### Directions for this task:
Every entry must appear in the answer exactly as it does here.
* * * * *
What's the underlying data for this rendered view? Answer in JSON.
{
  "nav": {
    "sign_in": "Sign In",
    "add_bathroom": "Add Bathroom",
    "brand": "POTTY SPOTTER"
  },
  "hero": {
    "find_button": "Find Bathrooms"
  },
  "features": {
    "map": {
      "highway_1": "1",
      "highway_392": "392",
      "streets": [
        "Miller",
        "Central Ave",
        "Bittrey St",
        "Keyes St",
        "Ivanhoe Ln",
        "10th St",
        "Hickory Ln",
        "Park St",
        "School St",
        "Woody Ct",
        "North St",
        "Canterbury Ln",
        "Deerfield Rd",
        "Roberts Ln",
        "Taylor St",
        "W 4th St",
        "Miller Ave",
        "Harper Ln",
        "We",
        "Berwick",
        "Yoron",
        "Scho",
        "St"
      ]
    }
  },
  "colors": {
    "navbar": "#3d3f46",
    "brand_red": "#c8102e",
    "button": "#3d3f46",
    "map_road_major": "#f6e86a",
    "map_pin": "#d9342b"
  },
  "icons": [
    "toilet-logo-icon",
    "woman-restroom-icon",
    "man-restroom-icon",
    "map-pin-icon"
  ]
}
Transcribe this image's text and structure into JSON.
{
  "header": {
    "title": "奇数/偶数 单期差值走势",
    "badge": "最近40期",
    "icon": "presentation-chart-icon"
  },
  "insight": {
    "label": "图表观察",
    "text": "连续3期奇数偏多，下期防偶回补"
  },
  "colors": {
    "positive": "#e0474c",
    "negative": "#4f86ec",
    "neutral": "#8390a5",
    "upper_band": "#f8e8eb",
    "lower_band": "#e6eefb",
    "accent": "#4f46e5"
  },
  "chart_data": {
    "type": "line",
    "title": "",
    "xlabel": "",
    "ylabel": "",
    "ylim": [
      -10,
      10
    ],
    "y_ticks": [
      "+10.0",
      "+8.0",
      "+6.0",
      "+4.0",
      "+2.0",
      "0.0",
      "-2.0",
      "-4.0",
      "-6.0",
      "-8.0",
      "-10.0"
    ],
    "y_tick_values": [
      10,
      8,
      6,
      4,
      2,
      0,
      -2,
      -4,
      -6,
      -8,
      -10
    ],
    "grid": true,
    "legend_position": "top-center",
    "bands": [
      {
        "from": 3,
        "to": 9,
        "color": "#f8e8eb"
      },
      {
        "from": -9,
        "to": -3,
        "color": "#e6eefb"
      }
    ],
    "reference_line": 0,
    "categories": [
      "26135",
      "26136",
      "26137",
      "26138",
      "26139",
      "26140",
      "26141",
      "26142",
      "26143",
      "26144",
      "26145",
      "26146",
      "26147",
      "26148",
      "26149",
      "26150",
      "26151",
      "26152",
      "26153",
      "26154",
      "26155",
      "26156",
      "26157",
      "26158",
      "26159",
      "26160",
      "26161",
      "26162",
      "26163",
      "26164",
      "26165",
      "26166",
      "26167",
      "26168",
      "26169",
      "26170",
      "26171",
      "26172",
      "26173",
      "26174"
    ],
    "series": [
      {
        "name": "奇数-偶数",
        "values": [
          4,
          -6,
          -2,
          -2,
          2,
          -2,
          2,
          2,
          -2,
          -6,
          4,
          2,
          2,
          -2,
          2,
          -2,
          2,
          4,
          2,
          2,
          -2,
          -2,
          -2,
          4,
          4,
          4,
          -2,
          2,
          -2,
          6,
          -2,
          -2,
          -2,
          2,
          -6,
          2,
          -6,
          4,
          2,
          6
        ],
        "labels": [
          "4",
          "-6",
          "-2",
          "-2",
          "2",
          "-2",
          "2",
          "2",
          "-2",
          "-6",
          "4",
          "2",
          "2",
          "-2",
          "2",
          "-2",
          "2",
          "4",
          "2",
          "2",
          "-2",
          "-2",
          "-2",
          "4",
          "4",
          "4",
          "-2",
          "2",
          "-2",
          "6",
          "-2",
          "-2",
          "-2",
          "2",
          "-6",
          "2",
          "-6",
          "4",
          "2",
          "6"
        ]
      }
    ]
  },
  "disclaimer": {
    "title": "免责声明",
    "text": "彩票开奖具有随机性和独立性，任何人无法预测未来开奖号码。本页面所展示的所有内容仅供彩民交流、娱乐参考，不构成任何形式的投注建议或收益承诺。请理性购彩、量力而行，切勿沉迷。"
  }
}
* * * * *
### Solution for this exercise:
What's the underlying data for this rendered view? Answer in JSON.
{
  "nav": {
    "sign_in": "Sign In",
    "add_bathroom": "Add Bathroom",
    "brand": "POTTY SPOTTER"
  },
  "hero": {
    "find_button": "Find Bathrooms"
  },
  "features": {
    "map": {
      "highway_1": "1",
      "highway_392": "392",
      "streets": [
        "Miller",
        "Central Ave",
        "Bittrey St",
        "Keyes St",
        "Ivanhoe Ln",
        "10th St",
        "Hickory Ln",
        "Park St",
        "School St",
        "Woody Ct",
        "North St",
        "Canterbury Ln",
        "Deerfield Rd",
        "Roberts Ln",
        "Taylor St",
        "W 4th St",
        "Miller Ave",
        "Harper Ln",
        "We",
        "Berwick",
        "Yoron",
        "Scho",
        "St"
      ]
    }
  },
  "colors": {
    "navbar": "#3d3f46",
    "brand_red": "#c8102e",
    "button": "#3d3f46",
    "map_road_major": "#f6e86a",
    "map_pin": "#d9342b"
  },
  "icons": [
    "toilet-logo-icon",
    "woman-restroom-icon",
    "man-restroom-icon",
    "map-pin-icon"
  ]
}
Transcribe this image's text and structure into JSON.
{
  "header": {
    "title": "奇数/偶数 单期差值走势",
    "badge": "最近40期",
    "icon": "presentation-chart-icon"
  },
  "insight": {
    "label": "图表观察",
    "text": "连续3期奇数偏多，下期防偶回补"
  },
  "colors": {
    "positive": "#e0474c",
    "negative": "#4f86ec",
    "neutral": "#8390a5",
    "upper_band": "#f8e8eb",
    "lower_band": "#e6eefb",
    "accent": "#4f46e5"
  },
  "chart_data": {
    "type": "line",
    "title": "",
    "xlabel": "",
    "ylabel": "",
    "ylim": [
      -10,
      10
    ],
    "y_ticks": [
      "+10.0",
      "+8.0",
      "+6.0",
      "+4.0",
      "+2.0",
      "0.0",
      "-2.0",
      "-4.0",
      "-6.0",
      "-8.0",
      "-10.0"
    ],
    "y_tick_values": [
      10,
      8,
      6,
      4,
      2,
      0,
      -2,
      -4,
      -6,
      -8,
      -10
    ],
    "grid": true,
    "legend_position": "top-center",
    "bands": [
      {
        "from": 3,
        "to": 9,
        "color": "#f8e8eb"
      },
      {
        "from": -9,
        "to": -3,
        "color": "#e6eefb"
      }
    ],
    "reference_line": 0,
    "categories": [
      "26135",
      "26136",
      "26137",
      "26138",
      "26139",
      "26140",
      "26141",
      "26142",
      "26143",
      "26144",
      "26145",
      "26146",
      "26147",
      "26148",
      "26149",
      "26150",
      "26151",
      "26152",
      "26153",
      "26154",
      "26155",
      "26156",
      "26157",
      "26158",
      "26159",
      "26160",
      "26161",
      "26162",
      "26163",
      "26164",
      "26165",
      "26166",
      "26167",
      "26168",
      "26169",
      "26170",
      "26171",
      "26172",
      "26173",
      "26174"
    ],
    "series": [
      {
        "name": "奇数-偶数",
        "values": [
          4,
          -6,
          -2,
          -2,
          2,
          -2,
          2,
          2,
          -2,
          -6,
          4,
          2,
          2,
          -2,
          2,
          -2,
          2,
          4,
          2,
          2,
          -2,
          -2,
          -2,
          4,
          4,
          4,
          -2,
          2,
          -2,
          6,
          -2,
          -2,
          -2,
          2,
          -6,
          2,
          -6,
          4,
          2,
          6
        ],
        "labels": [
          "4",
          "-6",
          "-2",
          "-2",
          "2",
          "-2",
          "2",
          "2",
          "-2",
          "-6",
          "4",
          "2",
          "2",
          "-2",
          "2",
          "-2",
          "2",
          "4",
          "2",
          "2",
          "-2",
          "-2",
          "-2",
          "4",
          "4",
          "4",
          "-2",
          "2",
          "-2",
          "6",
          "-2",
          "-2",
          "-2",
          "2",
          "-6",
          "2",
          "-6",
          "4",
          "2",
          "6"
        ]
      }
    ]
  },
  "disclaimer": {
    "title": "免责声明",
    "text": "彩票开奖具有随机性和独立性，任何人无法预测未来开奖号码。本页面所展示的所有内容仅供彩民交流、娱乐参考，不构成任何形式的投注建议或收益承诺。请理性购彩、量力而行，切勿沉迷。"
  }
}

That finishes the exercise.